### What the task asks
In the material below, find each line that contains the word "icon" and copy it.

### Dataset records
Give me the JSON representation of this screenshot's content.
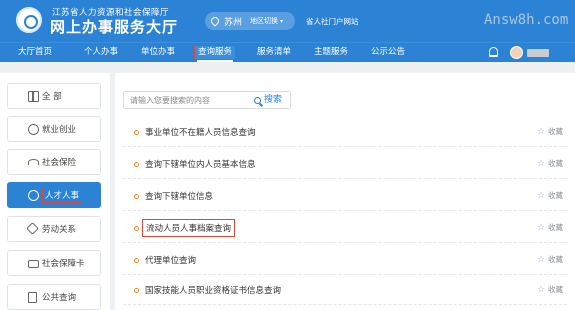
{
  "header": {
    "org_name": "江苏省人力资源和社会保障厅",
    "hall_title": "网上办事服务大厅",
    "city": "苏州",
    "region_switch": "地区切换",
    "portal_link": "省人社门户网站",
    "watermark": "Answ8h.com"
  },
  "nav": {
    "items": [
      {
        "label": "大厅首页"
      },
      {
        "label": "个人办事"
      },
      {
        "label": "单位办事"
      },
      {
        "label": "查询服务"
      },
      {
        "label": "服务清单"
      },
      {
        "label": "主题服务"
      },
      {
        "label": "公示公告"
      }
    ],
    "active_index": 3
  },
  "sidebar": {
    "items": [
      {
        "label": "全 部",
        "icon": "grid-icon"
      },
      {
        "label": "就业创业",
        "icon": "badge-icon"
      },
      {
        "label": "社会保险",
        "icon": "umbrella-icon"
      },
      {
        "label": "人才人事",
        "icon": "people-icon"
      },
      {
        "label": "劳动关系",
        "icon": "tool-icon"
      },
      {
        "label": "社会保障卡",
        "icon": "card-icon"
      },
      {
        "label": "公共查询",
        "icon": "doc-icon"
      }
    ],
    "active_index": 3
  },
  "search": {
    "placeholder": "请输入您要搜索的内容",
    "button_label": "搜索"
  },
  "list": {
    "fav_label": "收藏",
    "items": [
      {
        "title": "事业单位不在籍人员信息查询"
      },
      {
        "title": "查询下辖单位内人员基本信息"
      },
      {
        "title": "查询下辖单位信息"
      },
      {
        "title": "流动人员人事档案查询"
      },
      {
        "title": "代理单位查询"
      },
      {
        "title": "国家技能人员职业资格证书信息查询"
      }
    ],
    "highlighted_index": 3
  },
  "colors": {
    "primary": "#2c83d6",
    "highlight_border": "#e0453a",
    "bullet": "#f08a2e"
  }
}
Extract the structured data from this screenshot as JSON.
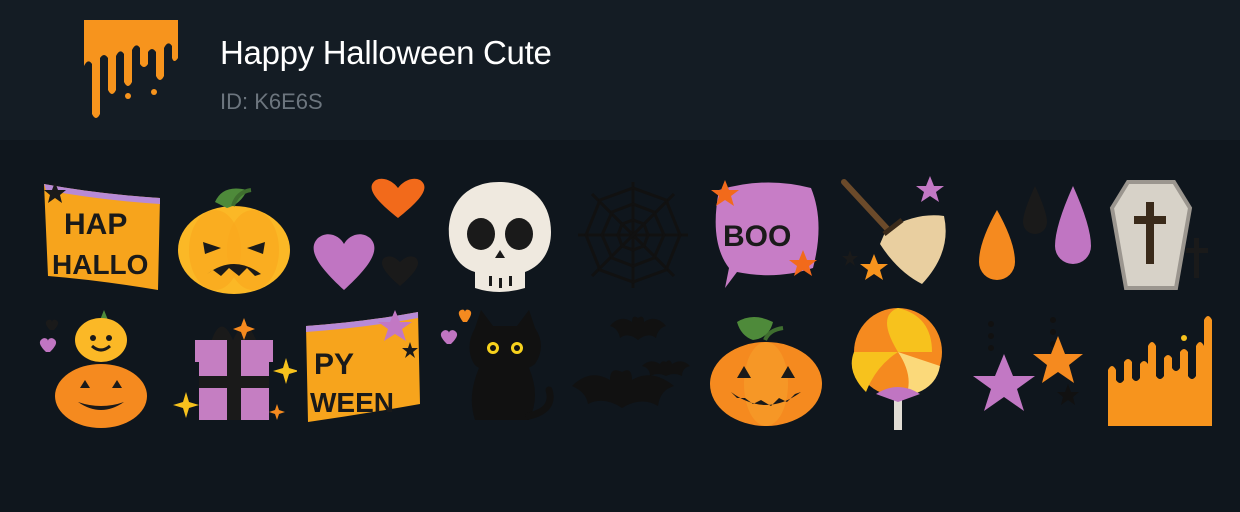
{
  "pack": {
    "title": "Happy Halloween Cute",
    "id_label": "ID: K6E6S",
    "icon": "orange-slime-drip-icon"
  },
  "banner_text": {
    "hap": "HAP",
    "hallo": "HALLO",
    "py": "PY",
    "ween": "WEEN",
    "boo": "BOO"
  },
  "stickers": [
    {
      "name": "hap-hallo-banner-sticker"
    },
    {
      "name": "angry-pumpkin-sticker"
    },
    {
      "name": "hearts-sticker"
    },
    {
      "name": "skull-sticker"
    },
    {
      "name": "spider-web-sticker"
    },
    {
      "name": "boo-ghost-sticker"
    },
    {
      "name": "witch-broom-sticker"
    },
    {
      "name": "drops-sticker"
    },
    {
      "name": "coffin-sticker"
    },
    {
      "name": "stacked-pumpkins-sticker"
    },
    {
      "name": "gift-box-sticker"
    },
    {
      "name": "py-ween-banner-sticker"
    },
    {
      "name": "black-cat-sticker"
    },
    {
      "name": "bats-sticker"
    },
    {
      "name": "jack-o-lantern-sticker"
    },
    {
      "name": "lollipop-sticker"
    },
    {
      "name": "stars-sticker"
    },
    {
      "name": "slime-drip-sticker"
    }
  ],
  "colors": {
    "background": "#0f161d",
    "header": "#141c24",
    "orange": "#f7941d",
    "purple": "#c279c4",
    "title": "#ffffff",
    "id": "#6c757e"
  }
}
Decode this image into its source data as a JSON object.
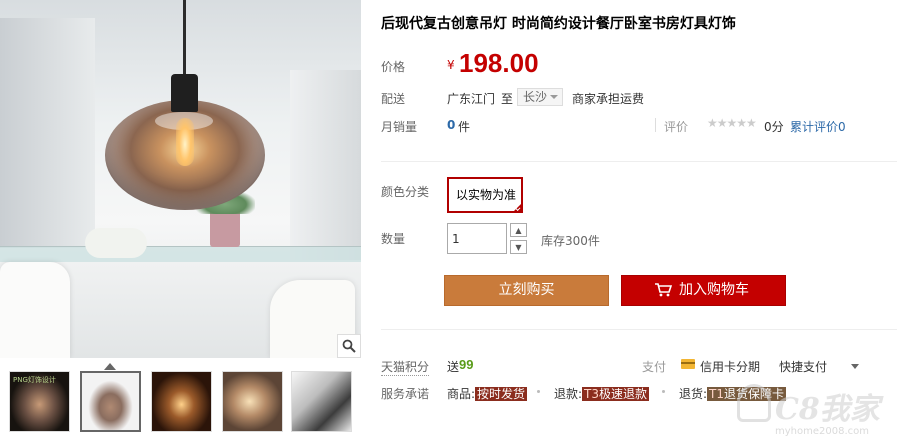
{
  "product": {
    "title": "后现代复古创意吊灯 时尚简约设计餐厅卧室书房灯具灯饰"
  },
  "gallery": {
    "zoom_icon": "magnifier-icon",
    "thumb1_label": "PNG灯饰设计"
  },
  "price": {
    "label": "价格",
    "currency": "¥",
    "value": "198.00"
  },
  "shipping": {
    "label": "配送",
    "from": "广东江门",
    "to_word": "至",
    "destination": "长沙",
    "fee": "商家承担运费"
  },
  "sales": {
    "label": "月销量",
    "count": "0",
    "unit": "件",
    "rating_label": "评价",
    "stars": "★★★★★",
    "rating_score": "0分",
    "review_link": "累计评价0"
  },
  "options": {
    "color_label": "颜色分类",
    "color_value": "以实物为准",
    "qty_label": "数量",
    "qty_value": "1",
    "qty_up": "▲",
    "qty_down": "▼",
    "stock": "库存300件"
  },
  "actions": {
    "buy_now": "立刻购买",
    "add_cart": "加入购物车"
  },
  "points": {
    "label": "天猫积分",
    "send": "送",
    "value": "99",
    "pay_label": "支付",
    "pay_credit": "信用卡分期",
    "pay_quick": "快捷支付"
  },
  "service": {
    "label": "服务承诺",
    "item1_prefix": "商品:",
    "item1_badge": "按时发货",
    "item2_prefix": "退款:",
    "item2_badge_t": "T3",
    "item2_badge": "极速退款",
    "item3_prefix": "退货:",
    "item3_badge_t": "T1",
    "item3_badge": "退货保障卡"
  },
  "watermark": {
    "text": "C8我家",
    "url": "myhome2008.com"
  },
  "colors": {
    "price_red": "#c40000",
    "buy_now_bg": "#c97b3b",
    "add_cart_bg": "#c40000",
    "link_blue": "#2c69a8",
    "points_green": "#5a9c1a"
  }
}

### Exercise response
        "icon": "grid-icon"
        "icon": "badge-icon"
        "icon": "umbrella-icon"
        "icon": "people-icon"
        "icon": "tool-icon"
        "icon": "card-icon"
        "icon": "doc-icon"
    "icon": "orange-slime-drip-icon"
    "zoom_icon": "magnifier-icon",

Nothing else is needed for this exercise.